Acknowledging the “elephant in the room” - the fact that the Ansarullah-Houthi delegation was not present in the Swiss city for the consultations - the UN negotiator insisted it was not a “fundamental blockage” to his work.
“The important aspect of these last three days is that we’ve started consultations,” he said, before adding that the “environment for discussions is fairly positive. Despite what’s happening on the ground and despite the fact that we did not of course get the opportunity to receive the Ansarullah delegation.”
Both the people of Yemen and the “remarkably united” international community wanted him to succeed, Mr Griffiths insisted, adding that he intended to meet Houthi representatives in Muscat, Oman, and in Sana’a, the capital of Yemen, which they control.
“We will have similar consultations with Ansarullah,” he explained. “Because one of the advantages of consultations is, that you don’t actually need to be in the same room, you don’t actually need to be in the same city. It’s more convenient – it’s what we planned, I don’t want to underplay that – but we will go, and we will discuss with them the fruits of the discussions we’ve had here. So we will be going to Muscat and Sana’a to take up the issues that we will have discussed here. This is what I mean by, ‘We have begun.’”
He insisted on the Houthi delegation’s willingness to engage in the UN-organized political process.
“I think it’s important to note that Ansarullah also wanted to be here, and they’re disappointed not to be here,” he said. “It’s important to make that point very clear. We have had extensive discussions with their representatives in Sana’a and in Muscat this past week and I have no doubt about that, whatever you may think. And they’re very keen to take this process forward, and so is the international community, who are remarkably united.”

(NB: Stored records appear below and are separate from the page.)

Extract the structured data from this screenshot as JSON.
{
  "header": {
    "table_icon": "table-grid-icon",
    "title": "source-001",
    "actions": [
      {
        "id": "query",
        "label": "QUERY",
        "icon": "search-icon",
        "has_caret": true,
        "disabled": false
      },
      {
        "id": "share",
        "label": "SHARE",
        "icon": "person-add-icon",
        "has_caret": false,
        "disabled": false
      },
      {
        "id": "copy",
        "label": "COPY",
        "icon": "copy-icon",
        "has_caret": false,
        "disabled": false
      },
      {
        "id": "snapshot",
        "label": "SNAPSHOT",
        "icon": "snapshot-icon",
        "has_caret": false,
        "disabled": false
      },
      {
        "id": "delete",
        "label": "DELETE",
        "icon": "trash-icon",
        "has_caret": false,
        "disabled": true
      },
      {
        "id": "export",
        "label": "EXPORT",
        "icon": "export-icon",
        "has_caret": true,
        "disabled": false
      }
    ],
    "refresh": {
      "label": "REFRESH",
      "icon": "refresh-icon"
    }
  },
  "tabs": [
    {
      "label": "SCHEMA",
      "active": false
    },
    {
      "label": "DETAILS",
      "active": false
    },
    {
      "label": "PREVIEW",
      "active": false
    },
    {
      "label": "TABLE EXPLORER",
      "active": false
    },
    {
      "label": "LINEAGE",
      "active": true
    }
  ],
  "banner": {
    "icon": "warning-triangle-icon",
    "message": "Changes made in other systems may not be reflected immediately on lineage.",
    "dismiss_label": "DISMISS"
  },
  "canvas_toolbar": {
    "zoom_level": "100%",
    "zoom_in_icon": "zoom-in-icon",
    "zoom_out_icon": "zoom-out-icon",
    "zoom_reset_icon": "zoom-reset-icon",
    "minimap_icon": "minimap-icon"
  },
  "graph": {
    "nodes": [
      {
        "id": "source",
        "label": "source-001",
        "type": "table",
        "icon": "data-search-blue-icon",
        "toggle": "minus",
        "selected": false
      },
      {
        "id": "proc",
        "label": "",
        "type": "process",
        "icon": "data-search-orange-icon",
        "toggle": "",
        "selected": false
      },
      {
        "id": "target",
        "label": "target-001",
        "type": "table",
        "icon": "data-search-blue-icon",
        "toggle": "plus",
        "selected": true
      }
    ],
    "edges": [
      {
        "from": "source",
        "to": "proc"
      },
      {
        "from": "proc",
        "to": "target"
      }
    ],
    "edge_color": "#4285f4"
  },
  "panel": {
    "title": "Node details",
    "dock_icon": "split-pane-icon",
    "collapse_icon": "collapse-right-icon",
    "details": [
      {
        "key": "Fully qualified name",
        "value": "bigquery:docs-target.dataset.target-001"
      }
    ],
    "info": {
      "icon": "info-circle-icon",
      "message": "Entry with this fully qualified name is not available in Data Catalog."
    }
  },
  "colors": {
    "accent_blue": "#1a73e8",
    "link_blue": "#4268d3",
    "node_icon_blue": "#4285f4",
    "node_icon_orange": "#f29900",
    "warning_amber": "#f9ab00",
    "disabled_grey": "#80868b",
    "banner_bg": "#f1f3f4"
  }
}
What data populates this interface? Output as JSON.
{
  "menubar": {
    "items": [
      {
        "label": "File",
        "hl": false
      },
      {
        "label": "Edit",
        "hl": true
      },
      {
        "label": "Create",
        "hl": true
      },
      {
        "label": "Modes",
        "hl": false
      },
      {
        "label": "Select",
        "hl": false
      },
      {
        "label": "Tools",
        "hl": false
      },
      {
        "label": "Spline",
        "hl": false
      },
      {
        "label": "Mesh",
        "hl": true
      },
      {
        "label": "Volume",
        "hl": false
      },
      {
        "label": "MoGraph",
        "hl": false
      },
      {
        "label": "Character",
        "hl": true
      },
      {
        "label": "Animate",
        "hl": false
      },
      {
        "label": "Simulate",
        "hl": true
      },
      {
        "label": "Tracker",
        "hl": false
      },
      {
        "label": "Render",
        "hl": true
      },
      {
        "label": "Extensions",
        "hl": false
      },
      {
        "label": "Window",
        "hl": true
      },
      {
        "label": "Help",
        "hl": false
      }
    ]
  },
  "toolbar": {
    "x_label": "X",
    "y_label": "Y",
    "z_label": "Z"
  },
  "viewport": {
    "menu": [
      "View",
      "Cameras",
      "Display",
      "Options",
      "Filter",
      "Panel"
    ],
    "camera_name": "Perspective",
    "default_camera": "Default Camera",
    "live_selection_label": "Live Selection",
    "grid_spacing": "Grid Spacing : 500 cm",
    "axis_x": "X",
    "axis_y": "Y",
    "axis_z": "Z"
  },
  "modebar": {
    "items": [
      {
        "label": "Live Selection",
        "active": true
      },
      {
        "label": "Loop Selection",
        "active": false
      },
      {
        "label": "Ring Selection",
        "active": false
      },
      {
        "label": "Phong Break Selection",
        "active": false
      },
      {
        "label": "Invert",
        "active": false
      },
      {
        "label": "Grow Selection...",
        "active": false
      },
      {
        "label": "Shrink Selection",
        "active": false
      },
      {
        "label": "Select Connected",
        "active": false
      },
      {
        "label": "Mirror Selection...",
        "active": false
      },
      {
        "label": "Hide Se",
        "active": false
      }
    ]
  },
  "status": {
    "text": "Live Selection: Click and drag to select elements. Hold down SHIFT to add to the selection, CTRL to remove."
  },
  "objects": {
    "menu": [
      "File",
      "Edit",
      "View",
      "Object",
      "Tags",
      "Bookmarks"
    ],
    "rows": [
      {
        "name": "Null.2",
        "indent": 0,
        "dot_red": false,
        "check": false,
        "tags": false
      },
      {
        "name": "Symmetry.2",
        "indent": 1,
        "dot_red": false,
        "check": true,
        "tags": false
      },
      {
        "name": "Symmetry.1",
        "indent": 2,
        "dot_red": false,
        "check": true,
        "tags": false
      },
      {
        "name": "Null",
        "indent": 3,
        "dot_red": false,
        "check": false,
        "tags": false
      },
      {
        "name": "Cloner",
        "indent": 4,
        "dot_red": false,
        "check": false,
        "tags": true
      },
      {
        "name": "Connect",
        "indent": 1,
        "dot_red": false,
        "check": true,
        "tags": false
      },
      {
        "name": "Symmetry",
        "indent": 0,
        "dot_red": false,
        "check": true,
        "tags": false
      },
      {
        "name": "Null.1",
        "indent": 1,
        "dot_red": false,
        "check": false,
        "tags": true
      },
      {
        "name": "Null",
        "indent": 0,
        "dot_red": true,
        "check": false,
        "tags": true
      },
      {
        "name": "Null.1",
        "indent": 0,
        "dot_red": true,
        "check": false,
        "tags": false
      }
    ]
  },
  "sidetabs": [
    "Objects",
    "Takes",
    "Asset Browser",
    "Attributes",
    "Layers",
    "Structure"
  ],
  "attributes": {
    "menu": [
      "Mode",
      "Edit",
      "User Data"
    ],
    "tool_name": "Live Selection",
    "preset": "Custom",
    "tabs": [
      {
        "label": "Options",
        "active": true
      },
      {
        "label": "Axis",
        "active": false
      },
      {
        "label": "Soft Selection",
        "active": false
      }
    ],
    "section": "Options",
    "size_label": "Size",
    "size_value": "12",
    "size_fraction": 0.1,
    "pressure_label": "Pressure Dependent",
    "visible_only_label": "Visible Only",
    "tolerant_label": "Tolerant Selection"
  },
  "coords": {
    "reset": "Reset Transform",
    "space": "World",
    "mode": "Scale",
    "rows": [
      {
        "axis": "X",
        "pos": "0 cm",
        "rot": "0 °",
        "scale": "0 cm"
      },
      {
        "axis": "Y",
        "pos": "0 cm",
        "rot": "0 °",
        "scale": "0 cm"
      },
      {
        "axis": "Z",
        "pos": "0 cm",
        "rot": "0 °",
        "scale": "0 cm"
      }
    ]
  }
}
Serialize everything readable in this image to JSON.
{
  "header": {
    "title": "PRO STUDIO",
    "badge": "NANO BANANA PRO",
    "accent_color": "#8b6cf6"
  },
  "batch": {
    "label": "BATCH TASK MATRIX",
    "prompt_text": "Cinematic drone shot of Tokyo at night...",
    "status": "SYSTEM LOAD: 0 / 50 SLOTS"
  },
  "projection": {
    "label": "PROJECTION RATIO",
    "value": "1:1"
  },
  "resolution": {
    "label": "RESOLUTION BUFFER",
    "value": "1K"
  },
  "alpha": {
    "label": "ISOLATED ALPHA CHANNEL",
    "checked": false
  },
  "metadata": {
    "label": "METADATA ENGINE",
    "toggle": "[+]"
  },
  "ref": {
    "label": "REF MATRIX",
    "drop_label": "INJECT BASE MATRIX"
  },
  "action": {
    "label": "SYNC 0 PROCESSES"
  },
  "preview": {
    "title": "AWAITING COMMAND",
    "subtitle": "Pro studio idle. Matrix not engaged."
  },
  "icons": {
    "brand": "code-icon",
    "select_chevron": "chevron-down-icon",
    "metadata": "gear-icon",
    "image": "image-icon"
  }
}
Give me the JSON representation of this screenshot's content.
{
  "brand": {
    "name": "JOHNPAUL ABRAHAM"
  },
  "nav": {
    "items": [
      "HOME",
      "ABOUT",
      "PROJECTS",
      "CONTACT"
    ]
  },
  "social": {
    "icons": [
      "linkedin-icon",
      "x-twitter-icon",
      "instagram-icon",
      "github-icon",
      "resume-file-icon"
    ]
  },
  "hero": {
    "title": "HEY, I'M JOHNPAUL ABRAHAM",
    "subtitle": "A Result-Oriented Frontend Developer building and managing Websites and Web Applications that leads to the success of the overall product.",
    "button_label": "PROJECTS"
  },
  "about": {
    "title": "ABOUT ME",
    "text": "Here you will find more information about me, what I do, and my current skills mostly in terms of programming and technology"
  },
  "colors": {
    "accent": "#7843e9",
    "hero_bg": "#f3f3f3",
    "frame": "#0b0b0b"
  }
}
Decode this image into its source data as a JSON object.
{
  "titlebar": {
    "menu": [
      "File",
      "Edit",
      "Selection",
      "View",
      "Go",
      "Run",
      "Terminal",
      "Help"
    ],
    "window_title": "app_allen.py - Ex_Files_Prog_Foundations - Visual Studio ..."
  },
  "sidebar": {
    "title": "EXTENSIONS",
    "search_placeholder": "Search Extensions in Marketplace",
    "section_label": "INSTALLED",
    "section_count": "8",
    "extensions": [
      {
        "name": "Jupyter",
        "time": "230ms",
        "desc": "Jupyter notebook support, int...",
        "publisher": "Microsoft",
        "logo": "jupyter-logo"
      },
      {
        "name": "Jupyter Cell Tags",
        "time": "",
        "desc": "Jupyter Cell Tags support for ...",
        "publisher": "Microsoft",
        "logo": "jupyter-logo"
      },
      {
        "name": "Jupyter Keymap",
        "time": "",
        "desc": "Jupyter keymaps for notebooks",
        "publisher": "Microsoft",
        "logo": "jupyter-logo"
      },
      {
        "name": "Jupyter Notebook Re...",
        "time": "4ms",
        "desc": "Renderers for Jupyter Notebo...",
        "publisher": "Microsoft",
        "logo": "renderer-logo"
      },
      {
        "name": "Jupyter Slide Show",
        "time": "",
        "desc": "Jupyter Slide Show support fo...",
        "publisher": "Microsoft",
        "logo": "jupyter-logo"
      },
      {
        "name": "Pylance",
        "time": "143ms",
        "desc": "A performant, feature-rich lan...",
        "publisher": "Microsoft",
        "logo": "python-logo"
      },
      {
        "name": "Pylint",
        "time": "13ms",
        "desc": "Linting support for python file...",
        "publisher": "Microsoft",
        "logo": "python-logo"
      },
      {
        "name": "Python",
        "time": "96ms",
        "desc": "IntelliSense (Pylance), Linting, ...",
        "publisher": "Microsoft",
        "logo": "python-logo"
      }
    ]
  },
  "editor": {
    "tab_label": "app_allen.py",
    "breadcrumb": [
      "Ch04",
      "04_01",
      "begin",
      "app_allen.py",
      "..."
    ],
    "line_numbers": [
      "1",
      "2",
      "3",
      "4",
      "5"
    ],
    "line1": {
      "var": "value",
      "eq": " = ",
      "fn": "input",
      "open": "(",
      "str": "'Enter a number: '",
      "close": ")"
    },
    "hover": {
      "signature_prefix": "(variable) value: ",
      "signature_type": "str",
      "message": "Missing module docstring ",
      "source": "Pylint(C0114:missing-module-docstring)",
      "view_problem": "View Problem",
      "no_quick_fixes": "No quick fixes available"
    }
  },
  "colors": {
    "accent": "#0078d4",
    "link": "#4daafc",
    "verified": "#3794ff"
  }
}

During three days of “very fruitful” discussions with the Government of Yemen Mr Griffiths underscored the progress made on so-called confidence-building measures: the release of prisoners, the reopening of Sana’a airport, economic issues “of extreme importance” and a humanitarian access in areas “where it is possible” and pauses in clashes to allow the vaccination of children to proceed.
Noting the importance of his parallel discussions with women’s representatives in Yemen as well as those participating in the Geneva consultations, the Special Envoy insisted on the importance of remembering the grave humanitarian situation in the war-torn country.
“There are two roads to peace,” he said. “There’s the high road, which is a description of the ‘track one’ negotiations between the official parties to a conflict, who of course have the fundamental responsibility of resolving it, of achieving an agreement which will resolve the conflicts, not the war. And then there’s a low road to peace, which is about local arrangements to stabilize areas, to allow humanitarian access, to build confidence between the parties, to get prisoners out, detainees out and so-forth. And frankly, for 90 per cent of the population, that’s the road that counts.”
Speaking to journalists, the UN negotiator added that he was also keen not to let “too many days and weeks” before fresh meetings resumed.
“If I didn’t think, if the Secretary-General didn’t think that there was a real desire for peace, firstly, and secondly that there is a real solution - a political solution to this war - then we wouldn’t be wasting your time,” he said.